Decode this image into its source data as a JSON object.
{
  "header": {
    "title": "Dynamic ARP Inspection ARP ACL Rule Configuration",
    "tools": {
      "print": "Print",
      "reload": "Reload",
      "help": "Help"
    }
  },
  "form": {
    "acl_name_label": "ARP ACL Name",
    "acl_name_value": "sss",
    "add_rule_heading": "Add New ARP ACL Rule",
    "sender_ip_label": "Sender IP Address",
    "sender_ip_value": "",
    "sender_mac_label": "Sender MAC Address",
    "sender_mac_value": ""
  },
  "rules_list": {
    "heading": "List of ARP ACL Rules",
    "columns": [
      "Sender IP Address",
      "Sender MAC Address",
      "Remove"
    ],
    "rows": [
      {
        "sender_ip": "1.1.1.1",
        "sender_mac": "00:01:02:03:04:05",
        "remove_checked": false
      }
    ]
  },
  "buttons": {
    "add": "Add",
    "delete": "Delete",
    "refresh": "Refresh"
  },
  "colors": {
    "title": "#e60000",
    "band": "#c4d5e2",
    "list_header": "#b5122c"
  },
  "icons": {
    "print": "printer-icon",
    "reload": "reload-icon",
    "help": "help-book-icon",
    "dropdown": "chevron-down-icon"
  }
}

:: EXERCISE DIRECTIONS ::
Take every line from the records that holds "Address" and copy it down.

:: RESPONSE FOR THIS EXERCISE ::
    "sender_ip_label": "Sender IP Address",
    "sender_mac_label": "Sender MAC Address",
      "Sender IP Address",
      "Sender MAC Address",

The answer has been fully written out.